    For the best protection, we recommend keeping your car under cover, washed and waxed frequently. Some people rinse their cars after driving in the rain to prevent any possible damage.
  • I just bought a new car. Now what?
    First, we recommend washing the car. Sure, the dealer washed it for you, but it will get dirty again very soon. Use a good car wash shampoo specifically designed for washing cars, not household detergents (see questions above).

    Second, polish the car with an ultrafine-abrasive polish, such as The Wax Shop Safe Cut. You aren't sure what the dealership used on your car before they turned the keys over, so the polish ensures a clean surface to wax.

    Third, use a quality carnauba wax on the car. This will protect the paint finish on the car.

    Fourth, follow a regular regimen of washing the car at least every two weeks, waxing it every 4 to 6 weeks, or as necessary, and polishing it at least every six months for optimum shine and protection.
  • What is the white spotting or streaking on my wheel and what causes it?
    It is called etching. Etching is evidence that a chemical reaction (either acidic or alkaline in nature) may have taken place on a metal surface.
  • Do spray-on / hose-off wheel cleaners really work and are they safe?
    Most types of spray-on / hose-off cleaners that are relatively safe to use are only 70-80% effective. Even the more aggressive wheel cleaners that are spray-on / hose-off formulas are still only 80-90% effective. The more effective that a spray-on / hose-off wheel cleaner is, the more cautious you must be. Not all damage to the wheel becomes noticeable immediately. Wheels that have a buildup of dirt, road grime and brake dust cannot be cleaned without light agitation. Wheels and painted surfaces have an electro-static charge that is inherent in their structure and act like magnets that cause grime and brake dust to adhere to their surfaces. Chemicals by themselves, even those formulated with more aggressive ingredients, at best, can only remove approximately 90% of the buildup. To get 100% effectiveness some agitation must be performed with a wheel and tire brush.
  • Why do some wheel cleaners say to spray on dry wheels and others say to spray on pre-rinsed wheels?
    It is always safer to apply or spray chemicals on a cooler wheel.
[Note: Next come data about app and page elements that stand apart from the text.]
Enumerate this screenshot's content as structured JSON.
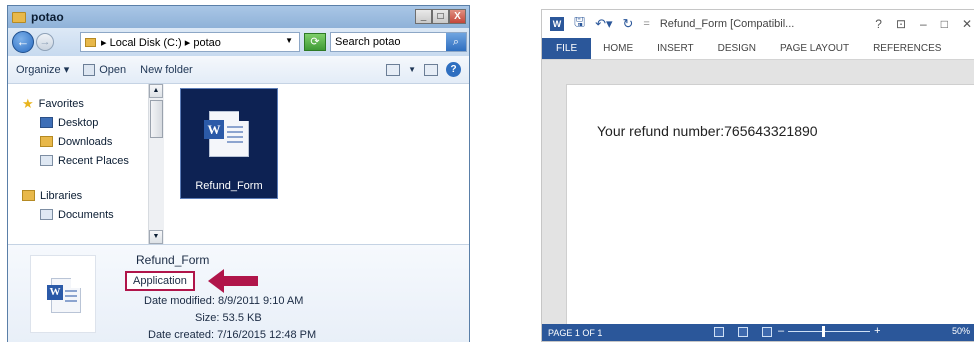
{
  "explorer": {
    "title": "potao",
    "controls": {
      "minimize": "_",
      "maximize": "□",
      "close": "X"
    },
    "address": {
      "path": "▸ Local Disk (C:) ▸ potao",
      "search_placeholder": "Search potao"
    },
    "toolbar": {
      "organize": "Organize ▾",
      "open": "Open",
      "new_folder": "New folder"
    },
    "nav": {
      "favorites": "Favorites",
      "desktop": "Desktop",
      "downloads": "Downloads",
      "recent": "Recent Places",
      "libraries": "Libraries",
      "documents": "Documents"
    },
    "file": {
      "name": "Refund_Form"
    },
    "details": {
      "name": "Refund_Form",
      "type": "Application",
      "modified_label": "Date modified:",
      "modified_value": "8/9/2011 9:10 AM",
      "size_label": "Size:",
      "size_value": "53.5 KB",
      "created_label": "Date created:",
      "created_value": "7/16/2015 12:48 PM"
    }
  },
  "word": {
    "title": "Refund_Form [Compatibil...",
    "controls": {
      "help": "?",
      "restore": "⊡",
      "minimize": "–",
      "maximize": "□",
      "close": "✕"
    },
    "tabs": [
      "FILE",
      "HOME",
      "INSERT",
      "DESIGN",
      "PAGE LAYOUT",
      "REFERENCES"
    ],
    "document_text": "Your refund number:765643321890",
    "status": {
      "page": "PAGE 1 OF 1",
      "zoom": "50%"
    }
  },
  "colors": {
    "arrow": "#b0154a",
    "word_blue": "#2b579a",
    "explorer_blue": "#8fb2d8"
  }
}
It is NEVER recommended to apply or spray chemicals on a HOT, dry wheel! If a wheel is hot then it would be a recommended procedure to hose the hot wheel down with cool water before applying most wheel cleaner products. Product labels that say to apply "only to cool, dry wheels" are potentially reactive with metal, and are therefore potentially unsafe on certain types of wheels.
  • Why are some metals harder to polish than others?
    The reason that some metal pieces are easier or more difficult to polish depends on several factors. The hardness of the metal itself, how oxidized it has become, its quality of manufacturing, the finish of the wheel and impurities in the metal. However, the main factor is in the metal polish itself. There are some metal polishes strictly made for polishing softer metal surfaces and are ineffective on harder metals and vice versa.
  • Why does the rag turn black when I use a metal polish?
    The black is actually the oxidation that is being removed from the metal. Similarly, when you remove the oxidation from a non-clear coated paint you will find the rag will turn the color of the paint. Oxidation from metal acts in the same fashion. When the rag does not turn black, you either have a clear coated surface, or there is little or no oxidation left on the metal.
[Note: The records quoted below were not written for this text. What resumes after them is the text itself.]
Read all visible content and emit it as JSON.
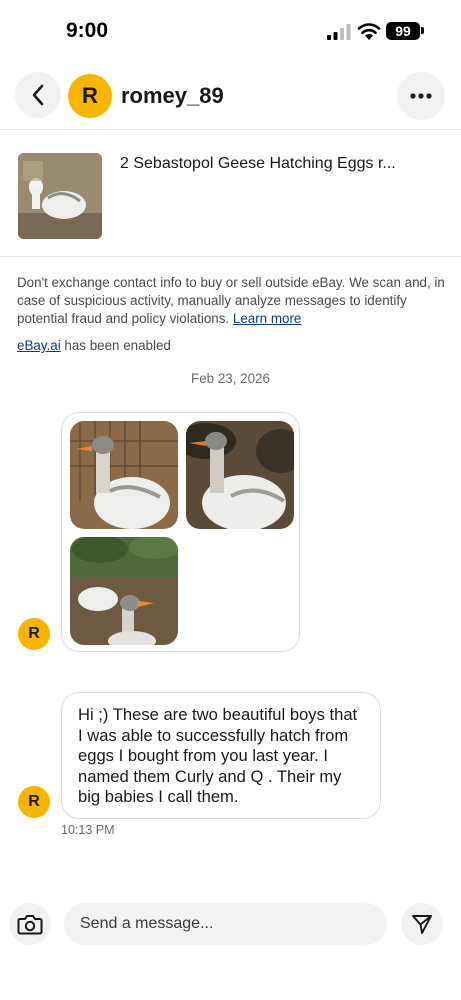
{
  "status_bar": {
    "time": "9:00",
    "battery": "99"
  },
  "header": {
    "avatar_initial": "R",
    "username": "romey_89"
  },
  "listing": {
    "title": "2 Sebastopol Geese Hatching  Eggs r..."
  },
  "notice": {
    "text": "Don't exchange contact info to buy or sell outside eBay. We scan and, in case of suspicious activity, manually analyze messages to identify potential fraud and policy violations. ",
    "link": "Learn more"
  },
  "ai_notice": {
    "link": "eBay.ai",
    "text": " has been enabled"
  },
  "date": "Feb 23, 2026",
  "messages": [
    {
      "avatar_initial": "R",
      "type": "images"
    },
    {
      "avatar_initial": "R",
      "text": "Hi ;) These are two beautiful boys that I was able to successfully hatch from eggs I bought from you last year. I named them Curly and Q . Their my big babies I call them.",
      "time": "10:13 PM"
    }
  ],
  "composer": {
    "placeholder": "Send a message..."
  },
  "colors": {
    "avatar": "#f7b500",
    "link": "#0b3a8c",
    "button_bg": "#f2f2f2"
  }
}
  • FAQ

    Have questions or to place an order by phone.
    Call Customer Service toll free 1-800-336-4379 (U.S.A. Only) or 1-909-591-5500
    Monday through Friday, 9:00 AM to 3:00 PM Pacific Time